::: Data to examine
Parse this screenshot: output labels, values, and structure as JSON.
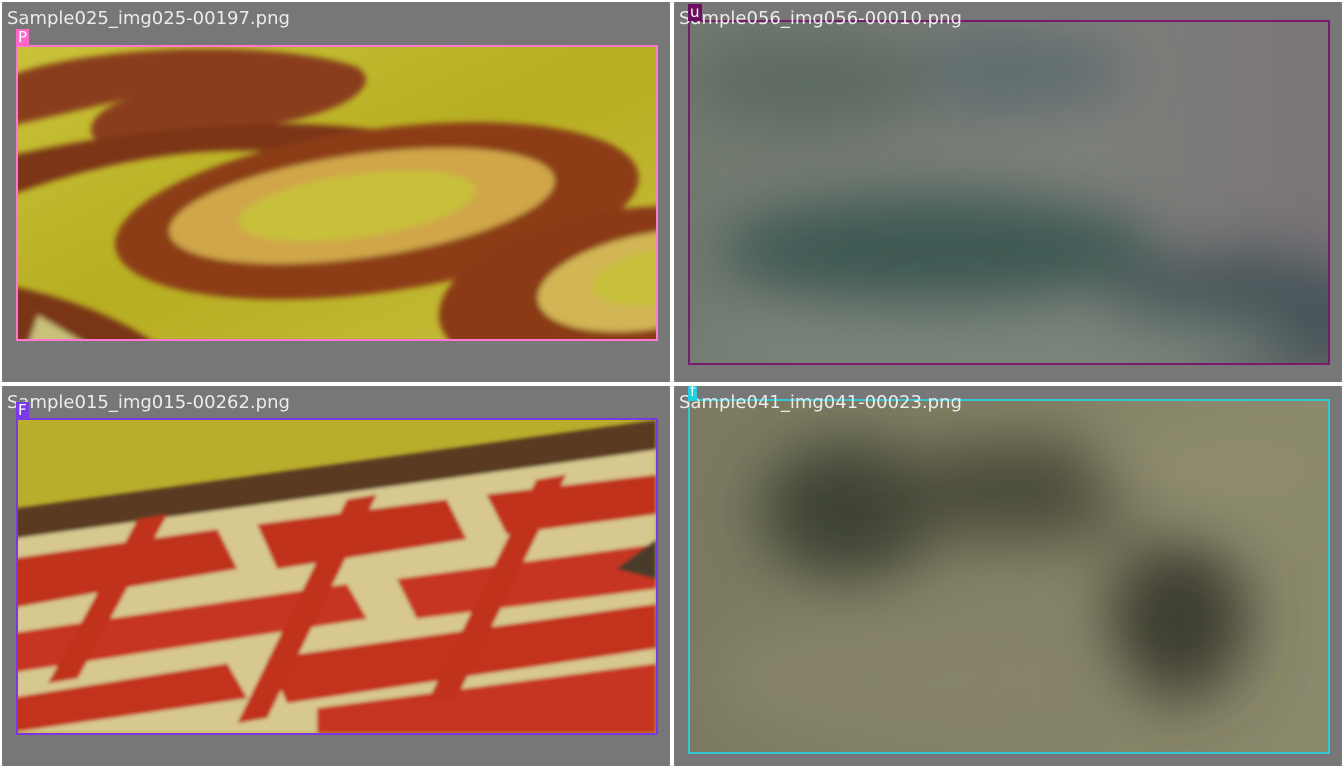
{
  "grid": [
    {
      "filename": "Sample025_img025-00197.png",
      "tag": "P",
      "box_color": "#ff77d0",
      "tag_color": "#ff66cc",
      "scene": "yellow-ochre background with brown curved glyphs"
    },
    {
      "filename": "Sample056_img056-00010.png",
      "tag": "u",
      "box_color": "#7a1a6a",
      "tag_color": "#6a0f5f",
      "scene": "blurry grey-green"
    },
    {
      "filename": "Sample015_img015-00262.png",
      "tag": "F",
      "box_color": "#7c38e0",
      "tag_color": "#7a3ae8",
      "scene": "red glyphs with cream outline on yellow"
    },
    {
      "filename": "Sample041_img041-00023.png",
      "tag": "f",
      "box_color": "#33c8d6",
      "tag_color": "#1fd0e0",
      "scene": "blurry olive-green"
    }
  ],
  "colors": {
    "cell_background": "#777777",
    "divider": "#ffffff",
    "label_text": "#ececec"
  }
}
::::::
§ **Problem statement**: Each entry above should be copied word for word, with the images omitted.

§ **Your response**:
Parse this screenshot: output labels, values, and structure as JSON.
{
  "grid": [
    {
      "filename": "Sample025_img025-00197.png",
      "tag": "P",
      "box_color": "#ff77d0",
      "tag_color": "#ff66cc",
      "scene": "yellow-ochre background with brown curved glyphs"
    },
    {
      "filename": "Sample056_img056-00010.png",
      "tag": "u",
      "box_color": "#7a1a6a",
      "tag_color": "#6a0f5f",
      "scene": "blurry grey-green"
    },
    {
      "filename": "Sample015_img015-00262.png",
      "tag": "F",
      "box_color": "#7c38e0",
      "tag_color": "#7a3ae8",
      "scene": "red glyphs with cream outline on yellow"
    },
    {
      "filename": "Sample041_img041-00023.png",
      "tag": "f",
      "box_color": "#33c8d6",
      "tag_color": "#1fd0e0",
      "scene": "blurry olive-green"
    }
  ],
  "colors": {
    "cell_background": "#777777",
    "divider": "#ffffff",
    "label_text": "#ececec"
  }
}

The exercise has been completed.